Another report claims PreFetch can cause the issue. Now, the folder for PreFetch can be deleted as Windows will recreate its contents as needed. However, should you wish to keep a backup, start p a command prompt as above and run:

cd \windows\
ren Prefetch PrefetchBad
mkdir Prefetch

Other Options

Apologies for the brevity here, these items I quickly jotted down but I am not able to try some of them myself.

Also on technet, zorglub1789 claims broken file permissions were the cause of his woes. Using icacls to fix these apparently worked. He booted to the recovery console and ran:

icacls C:\* /grant builtin\users:(RX) /T

to grant read and execute permissions to all users.

If you can start safe mode, it may be worthwhile temporarily disabling UAC. If the security centre won’t run in safe mode from the control panel, I think it is accessible via the management console. Hold the windows key + R, then type in mmc. I think you may need to add the Group Policy plugin / manager to MMC.

Another file to check on is C:\wialog.txt. This may contain useful information for troubleshooting what is causing the problem.

Again, if safe mode works, msconfig may prove useful. Hold windows key + R, and type msconfig. Then try disabling services, startup options and so forth until you get a working startup. From there you can work back to the cause of the problem. Apparently one to try is “Low Graphics Boot” (or similar), although I don’t know if there is a difference between this and the advanced startup (F8) option.


Basic Command-line Backup
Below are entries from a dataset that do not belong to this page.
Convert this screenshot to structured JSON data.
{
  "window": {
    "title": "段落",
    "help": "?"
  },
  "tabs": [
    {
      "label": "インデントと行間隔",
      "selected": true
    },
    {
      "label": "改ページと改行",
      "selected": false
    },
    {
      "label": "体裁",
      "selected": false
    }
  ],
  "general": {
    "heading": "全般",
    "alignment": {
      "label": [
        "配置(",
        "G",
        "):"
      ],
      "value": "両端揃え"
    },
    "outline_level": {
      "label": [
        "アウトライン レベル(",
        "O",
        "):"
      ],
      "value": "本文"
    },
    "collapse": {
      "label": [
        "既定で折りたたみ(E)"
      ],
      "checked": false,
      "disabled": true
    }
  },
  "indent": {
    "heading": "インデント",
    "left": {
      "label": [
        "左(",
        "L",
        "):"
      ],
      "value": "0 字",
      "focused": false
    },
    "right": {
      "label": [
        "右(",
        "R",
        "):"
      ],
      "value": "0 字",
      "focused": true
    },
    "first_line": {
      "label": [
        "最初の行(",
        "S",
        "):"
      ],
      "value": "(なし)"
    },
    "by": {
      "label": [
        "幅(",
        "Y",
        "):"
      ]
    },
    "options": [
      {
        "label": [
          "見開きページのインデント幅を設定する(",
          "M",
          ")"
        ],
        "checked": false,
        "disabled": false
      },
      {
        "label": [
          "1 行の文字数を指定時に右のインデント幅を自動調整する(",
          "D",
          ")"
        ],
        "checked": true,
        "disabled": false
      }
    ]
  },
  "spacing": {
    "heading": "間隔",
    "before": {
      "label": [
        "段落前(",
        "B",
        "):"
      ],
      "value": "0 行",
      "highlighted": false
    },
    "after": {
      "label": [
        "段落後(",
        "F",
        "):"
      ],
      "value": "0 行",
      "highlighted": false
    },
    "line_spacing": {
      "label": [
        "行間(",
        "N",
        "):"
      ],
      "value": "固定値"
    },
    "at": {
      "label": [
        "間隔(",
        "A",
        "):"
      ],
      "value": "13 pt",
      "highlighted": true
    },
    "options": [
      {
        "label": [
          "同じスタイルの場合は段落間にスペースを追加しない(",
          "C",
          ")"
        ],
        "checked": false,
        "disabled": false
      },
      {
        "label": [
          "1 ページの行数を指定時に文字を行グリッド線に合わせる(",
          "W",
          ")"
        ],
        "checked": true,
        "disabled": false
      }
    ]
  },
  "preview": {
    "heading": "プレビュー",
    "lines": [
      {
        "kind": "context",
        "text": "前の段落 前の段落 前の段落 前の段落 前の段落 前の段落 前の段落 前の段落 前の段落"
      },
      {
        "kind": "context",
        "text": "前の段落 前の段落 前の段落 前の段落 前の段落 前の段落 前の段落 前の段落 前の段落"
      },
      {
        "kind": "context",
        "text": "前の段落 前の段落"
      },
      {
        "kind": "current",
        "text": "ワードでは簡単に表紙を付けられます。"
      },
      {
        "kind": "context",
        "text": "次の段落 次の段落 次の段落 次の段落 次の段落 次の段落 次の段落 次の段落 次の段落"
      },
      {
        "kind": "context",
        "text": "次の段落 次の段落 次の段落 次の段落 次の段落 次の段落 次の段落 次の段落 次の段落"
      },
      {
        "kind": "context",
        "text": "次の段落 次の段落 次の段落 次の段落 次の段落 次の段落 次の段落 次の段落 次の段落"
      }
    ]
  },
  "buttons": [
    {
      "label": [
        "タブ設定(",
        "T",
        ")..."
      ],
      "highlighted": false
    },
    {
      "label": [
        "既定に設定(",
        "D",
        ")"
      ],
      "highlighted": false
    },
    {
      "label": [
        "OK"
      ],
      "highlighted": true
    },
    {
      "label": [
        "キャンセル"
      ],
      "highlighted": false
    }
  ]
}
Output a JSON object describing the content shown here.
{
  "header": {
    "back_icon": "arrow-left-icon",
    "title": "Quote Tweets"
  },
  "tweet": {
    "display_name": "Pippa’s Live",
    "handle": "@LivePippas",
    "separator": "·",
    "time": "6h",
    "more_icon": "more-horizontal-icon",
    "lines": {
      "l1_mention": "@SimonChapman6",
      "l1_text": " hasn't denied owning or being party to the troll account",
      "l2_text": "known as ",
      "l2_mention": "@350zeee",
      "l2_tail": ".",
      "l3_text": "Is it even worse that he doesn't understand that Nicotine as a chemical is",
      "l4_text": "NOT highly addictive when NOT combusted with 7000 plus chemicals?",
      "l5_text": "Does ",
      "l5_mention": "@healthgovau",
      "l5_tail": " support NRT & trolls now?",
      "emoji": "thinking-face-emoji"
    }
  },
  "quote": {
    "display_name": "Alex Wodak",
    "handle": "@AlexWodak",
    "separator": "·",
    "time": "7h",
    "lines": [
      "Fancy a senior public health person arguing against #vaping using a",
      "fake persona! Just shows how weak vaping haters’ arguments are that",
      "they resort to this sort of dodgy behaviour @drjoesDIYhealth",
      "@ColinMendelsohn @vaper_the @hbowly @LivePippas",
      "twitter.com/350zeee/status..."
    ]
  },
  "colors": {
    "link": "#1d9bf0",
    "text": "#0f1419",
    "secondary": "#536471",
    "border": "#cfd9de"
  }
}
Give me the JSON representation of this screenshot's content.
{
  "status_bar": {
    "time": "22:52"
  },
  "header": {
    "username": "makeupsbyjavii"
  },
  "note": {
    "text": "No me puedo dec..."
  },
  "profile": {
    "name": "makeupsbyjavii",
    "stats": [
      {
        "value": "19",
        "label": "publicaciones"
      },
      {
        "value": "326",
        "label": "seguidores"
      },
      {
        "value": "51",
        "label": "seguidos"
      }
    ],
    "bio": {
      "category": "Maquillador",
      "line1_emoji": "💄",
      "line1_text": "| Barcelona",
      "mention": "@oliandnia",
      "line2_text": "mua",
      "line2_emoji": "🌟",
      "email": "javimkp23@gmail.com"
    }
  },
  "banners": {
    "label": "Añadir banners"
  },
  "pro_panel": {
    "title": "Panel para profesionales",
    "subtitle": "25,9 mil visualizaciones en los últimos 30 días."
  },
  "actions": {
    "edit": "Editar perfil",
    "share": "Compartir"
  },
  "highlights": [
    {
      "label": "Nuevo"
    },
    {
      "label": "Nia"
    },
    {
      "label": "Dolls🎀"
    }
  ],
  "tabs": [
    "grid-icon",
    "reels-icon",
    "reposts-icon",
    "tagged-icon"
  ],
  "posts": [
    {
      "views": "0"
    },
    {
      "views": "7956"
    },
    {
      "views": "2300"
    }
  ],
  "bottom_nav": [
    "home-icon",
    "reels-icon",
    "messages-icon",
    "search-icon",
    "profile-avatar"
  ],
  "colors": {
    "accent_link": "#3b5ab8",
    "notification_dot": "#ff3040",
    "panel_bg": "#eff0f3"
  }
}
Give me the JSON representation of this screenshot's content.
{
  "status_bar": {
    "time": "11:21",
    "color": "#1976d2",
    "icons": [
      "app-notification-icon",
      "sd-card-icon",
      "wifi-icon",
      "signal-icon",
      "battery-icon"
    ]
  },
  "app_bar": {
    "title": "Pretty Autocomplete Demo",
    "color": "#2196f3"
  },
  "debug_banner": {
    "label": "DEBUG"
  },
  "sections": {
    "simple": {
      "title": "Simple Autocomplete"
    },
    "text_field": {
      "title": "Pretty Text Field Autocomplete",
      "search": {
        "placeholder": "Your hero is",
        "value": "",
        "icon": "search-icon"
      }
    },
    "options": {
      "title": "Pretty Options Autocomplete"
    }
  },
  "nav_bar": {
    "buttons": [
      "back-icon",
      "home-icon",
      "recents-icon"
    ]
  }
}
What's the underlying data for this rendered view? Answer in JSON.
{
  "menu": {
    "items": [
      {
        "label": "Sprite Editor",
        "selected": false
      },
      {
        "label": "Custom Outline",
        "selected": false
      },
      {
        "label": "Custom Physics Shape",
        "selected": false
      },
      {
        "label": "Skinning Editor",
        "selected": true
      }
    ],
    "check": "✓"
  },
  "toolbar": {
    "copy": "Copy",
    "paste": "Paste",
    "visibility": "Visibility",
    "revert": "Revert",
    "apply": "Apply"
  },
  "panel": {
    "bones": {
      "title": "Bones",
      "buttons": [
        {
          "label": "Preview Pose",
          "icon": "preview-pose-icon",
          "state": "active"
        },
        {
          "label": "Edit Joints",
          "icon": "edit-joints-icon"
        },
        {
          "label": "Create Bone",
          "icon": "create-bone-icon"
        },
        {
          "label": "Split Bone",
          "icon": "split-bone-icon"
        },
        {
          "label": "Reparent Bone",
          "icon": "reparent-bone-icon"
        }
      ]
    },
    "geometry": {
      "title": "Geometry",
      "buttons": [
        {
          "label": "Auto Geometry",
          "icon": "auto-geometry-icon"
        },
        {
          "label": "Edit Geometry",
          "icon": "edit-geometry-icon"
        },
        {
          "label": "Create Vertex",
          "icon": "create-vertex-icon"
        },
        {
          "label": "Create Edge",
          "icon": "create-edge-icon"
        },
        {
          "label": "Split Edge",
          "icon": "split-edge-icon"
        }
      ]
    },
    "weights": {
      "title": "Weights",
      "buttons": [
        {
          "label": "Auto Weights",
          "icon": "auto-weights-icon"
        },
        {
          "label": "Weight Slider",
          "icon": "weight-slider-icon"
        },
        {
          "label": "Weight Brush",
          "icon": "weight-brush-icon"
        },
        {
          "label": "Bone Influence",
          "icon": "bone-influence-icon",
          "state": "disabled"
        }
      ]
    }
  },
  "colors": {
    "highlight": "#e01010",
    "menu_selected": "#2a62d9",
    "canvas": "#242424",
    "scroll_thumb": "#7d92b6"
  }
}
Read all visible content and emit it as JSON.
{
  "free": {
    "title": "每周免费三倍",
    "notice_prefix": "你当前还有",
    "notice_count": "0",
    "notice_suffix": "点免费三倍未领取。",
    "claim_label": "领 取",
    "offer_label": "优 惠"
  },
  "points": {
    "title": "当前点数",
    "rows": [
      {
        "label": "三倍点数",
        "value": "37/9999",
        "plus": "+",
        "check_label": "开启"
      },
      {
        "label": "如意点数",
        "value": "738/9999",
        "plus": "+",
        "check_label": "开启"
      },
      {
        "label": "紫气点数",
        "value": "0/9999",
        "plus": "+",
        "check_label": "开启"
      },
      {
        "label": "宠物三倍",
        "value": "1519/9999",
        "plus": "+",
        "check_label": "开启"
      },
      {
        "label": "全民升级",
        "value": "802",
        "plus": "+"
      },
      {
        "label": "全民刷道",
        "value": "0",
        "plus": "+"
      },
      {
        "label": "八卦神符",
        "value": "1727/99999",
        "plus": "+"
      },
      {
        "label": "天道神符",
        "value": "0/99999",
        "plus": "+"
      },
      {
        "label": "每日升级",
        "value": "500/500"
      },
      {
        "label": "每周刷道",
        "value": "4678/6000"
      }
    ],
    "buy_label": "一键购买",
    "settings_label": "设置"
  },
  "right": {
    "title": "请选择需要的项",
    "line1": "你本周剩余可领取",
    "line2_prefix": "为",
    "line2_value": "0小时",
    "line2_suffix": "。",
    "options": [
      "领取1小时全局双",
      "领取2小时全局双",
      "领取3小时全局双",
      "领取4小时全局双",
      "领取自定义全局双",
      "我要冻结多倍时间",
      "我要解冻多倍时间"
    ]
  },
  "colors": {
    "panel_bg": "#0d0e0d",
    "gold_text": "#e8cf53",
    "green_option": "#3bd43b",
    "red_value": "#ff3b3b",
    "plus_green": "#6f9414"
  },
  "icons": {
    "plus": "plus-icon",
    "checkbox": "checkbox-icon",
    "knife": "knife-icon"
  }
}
If you have an external hard drive, and want to back up the C:\ drive, the following command will do that from a command prompt (see above for how to get a command prompt).
xcopy /h /i /c /k /e /r /y C: E:\backup

Where E: is the drive letter for your external hard drive.

Reset Administrator or other Windows Passwords

There is a tool at which is very handy for resetting Windows passwords should you not know them. I had to do it in this case as there was no documentation on the default password for this laptop (an Acer), and I can vouch for its utility. Note that you don’t need to know the password for this tool to work.